What lines below mention the word "from"? Copy each one.

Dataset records

************

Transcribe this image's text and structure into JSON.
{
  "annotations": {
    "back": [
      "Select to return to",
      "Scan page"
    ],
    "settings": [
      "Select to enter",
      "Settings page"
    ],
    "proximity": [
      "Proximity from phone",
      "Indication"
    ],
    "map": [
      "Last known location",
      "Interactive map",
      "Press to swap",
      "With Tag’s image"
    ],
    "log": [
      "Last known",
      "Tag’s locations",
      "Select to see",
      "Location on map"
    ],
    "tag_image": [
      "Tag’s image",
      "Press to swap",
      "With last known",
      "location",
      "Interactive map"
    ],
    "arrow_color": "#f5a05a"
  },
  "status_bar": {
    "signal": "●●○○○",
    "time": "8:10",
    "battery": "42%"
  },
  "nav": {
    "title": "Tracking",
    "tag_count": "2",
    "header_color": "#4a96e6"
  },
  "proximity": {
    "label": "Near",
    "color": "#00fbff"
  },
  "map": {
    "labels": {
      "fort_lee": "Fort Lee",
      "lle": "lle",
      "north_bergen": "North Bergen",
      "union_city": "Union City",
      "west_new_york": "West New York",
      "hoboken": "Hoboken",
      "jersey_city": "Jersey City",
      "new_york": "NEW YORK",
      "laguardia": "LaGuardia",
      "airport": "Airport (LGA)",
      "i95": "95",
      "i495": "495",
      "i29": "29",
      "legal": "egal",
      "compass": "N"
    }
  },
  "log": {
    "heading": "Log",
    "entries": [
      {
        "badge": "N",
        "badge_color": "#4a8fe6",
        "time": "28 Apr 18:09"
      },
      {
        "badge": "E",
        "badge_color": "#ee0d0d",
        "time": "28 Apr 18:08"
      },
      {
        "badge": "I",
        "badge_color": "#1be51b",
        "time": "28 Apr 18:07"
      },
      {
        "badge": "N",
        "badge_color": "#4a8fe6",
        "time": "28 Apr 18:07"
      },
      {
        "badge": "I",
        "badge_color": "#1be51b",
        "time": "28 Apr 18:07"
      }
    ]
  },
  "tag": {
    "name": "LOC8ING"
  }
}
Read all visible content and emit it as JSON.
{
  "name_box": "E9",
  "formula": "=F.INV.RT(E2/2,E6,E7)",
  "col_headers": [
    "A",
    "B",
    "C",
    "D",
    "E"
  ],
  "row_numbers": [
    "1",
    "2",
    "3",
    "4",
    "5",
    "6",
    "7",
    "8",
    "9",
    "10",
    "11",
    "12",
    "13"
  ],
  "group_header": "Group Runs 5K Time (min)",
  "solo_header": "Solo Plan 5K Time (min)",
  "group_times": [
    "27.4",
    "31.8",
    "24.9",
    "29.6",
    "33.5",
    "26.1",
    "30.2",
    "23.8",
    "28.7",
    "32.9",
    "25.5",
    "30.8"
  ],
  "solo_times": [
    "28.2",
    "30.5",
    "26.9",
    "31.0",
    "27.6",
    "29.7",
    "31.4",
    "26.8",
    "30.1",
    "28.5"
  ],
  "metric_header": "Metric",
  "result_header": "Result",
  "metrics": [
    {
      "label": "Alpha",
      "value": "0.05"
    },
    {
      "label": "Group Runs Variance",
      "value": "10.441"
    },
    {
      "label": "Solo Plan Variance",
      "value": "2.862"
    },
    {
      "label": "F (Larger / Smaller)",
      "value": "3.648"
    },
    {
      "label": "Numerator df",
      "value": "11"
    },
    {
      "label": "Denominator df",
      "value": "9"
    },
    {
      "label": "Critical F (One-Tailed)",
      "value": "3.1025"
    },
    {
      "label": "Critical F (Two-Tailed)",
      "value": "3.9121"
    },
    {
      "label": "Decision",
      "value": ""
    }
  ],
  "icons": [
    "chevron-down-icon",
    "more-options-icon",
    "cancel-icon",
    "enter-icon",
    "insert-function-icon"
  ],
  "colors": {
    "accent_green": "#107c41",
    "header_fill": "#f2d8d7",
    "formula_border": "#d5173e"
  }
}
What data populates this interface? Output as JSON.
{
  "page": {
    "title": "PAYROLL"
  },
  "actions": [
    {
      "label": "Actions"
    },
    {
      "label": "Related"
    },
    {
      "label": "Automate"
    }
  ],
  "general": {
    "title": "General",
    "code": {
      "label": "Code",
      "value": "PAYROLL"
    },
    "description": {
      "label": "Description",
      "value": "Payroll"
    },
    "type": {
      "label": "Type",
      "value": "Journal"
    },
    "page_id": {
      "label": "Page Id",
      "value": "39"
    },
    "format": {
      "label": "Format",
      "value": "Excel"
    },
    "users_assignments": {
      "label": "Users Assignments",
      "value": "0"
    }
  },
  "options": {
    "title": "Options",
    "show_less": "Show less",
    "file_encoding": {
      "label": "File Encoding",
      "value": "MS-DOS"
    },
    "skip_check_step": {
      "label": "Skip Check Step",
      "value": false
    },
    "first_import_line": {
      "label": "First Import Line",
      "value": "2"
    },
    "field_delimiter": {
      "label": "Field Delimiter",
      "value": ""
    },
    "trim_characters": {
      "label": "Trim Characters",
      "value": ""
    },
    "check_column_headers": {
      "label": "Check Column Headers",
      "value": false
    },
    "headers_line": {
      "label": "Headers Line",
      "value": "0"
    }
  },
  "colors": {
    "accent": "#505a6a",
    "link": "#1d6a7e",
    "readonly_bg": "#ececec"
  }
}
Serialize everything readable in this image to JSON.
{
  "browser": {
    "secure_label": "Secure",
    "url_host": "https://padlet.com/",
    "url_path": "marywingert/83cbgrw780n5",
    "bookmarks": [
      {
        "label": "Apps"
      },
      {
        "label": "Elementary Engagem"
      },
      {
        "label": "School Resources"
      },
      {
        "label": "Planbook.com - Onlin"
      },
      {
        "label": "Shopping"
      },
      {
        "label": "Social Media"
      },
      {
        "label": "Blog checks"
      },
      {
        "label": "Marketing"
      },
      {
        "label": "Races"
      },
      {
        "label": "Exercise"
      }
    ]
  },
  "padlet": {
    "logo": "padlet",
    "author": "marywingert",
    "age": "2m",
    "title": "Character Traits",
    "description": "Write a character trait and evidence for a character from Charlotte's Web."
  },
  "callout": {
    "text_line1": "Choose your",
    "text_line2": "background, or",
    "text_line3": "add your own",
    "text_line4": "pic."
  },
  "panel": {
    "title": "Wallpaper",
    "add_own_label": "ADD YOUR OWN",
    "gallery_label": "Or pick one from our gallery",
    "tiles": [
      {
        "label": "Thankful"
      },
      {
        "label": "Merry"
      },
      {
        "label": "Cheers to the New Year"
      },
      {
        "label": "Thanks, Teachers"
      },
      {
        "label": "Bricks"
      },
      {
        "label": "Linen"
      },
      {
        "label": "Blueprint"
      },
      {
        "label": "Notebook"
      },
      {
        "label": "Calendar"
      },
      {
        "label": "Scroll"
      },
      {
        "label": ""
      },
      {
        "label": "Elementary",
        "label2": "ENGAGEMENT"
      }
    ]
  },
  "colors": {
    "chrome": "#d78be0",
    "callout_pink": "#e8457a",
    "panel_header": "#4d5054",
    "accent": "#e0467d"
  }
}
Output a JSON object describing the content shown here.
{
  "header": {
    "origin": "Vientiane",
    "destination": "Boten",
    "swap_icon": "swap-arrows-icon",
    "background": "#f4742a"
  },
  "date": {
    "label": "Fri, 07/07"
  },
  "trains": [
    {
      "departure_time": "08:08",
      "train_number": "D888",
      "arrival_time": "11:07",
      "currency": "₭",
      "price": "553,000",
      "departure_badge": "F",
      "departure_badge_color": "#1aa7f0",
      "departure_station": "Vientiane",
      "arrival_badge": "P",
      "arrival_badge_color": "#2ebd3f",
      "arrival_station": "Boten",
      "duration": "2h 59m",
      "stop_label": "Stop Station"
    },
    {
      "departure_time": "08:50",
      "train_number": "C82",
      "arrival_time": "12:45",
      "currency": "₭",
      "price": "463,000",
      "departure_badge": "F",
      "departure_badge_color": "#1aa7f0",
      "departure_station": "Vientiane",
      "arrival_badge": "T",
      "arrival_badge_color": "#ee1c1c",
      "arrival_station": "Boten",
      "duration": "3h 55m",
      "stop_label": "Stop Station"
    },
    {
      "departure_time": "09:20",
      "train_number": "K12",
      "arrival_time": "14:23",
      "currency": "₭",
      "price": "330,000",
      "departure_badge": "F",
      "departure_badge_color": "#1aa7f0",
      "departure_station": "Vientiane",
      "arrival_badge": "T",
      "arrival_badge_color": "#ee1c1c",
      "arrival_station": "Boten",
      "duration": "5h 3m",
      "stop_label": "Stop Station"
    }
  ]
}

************

• **OUTPUT**
      "Proximity from phone",
    "description": "Write a character trait and evidence for a character from Charlotte's Web."
    "gallery_label": "Or pick one from our gallery",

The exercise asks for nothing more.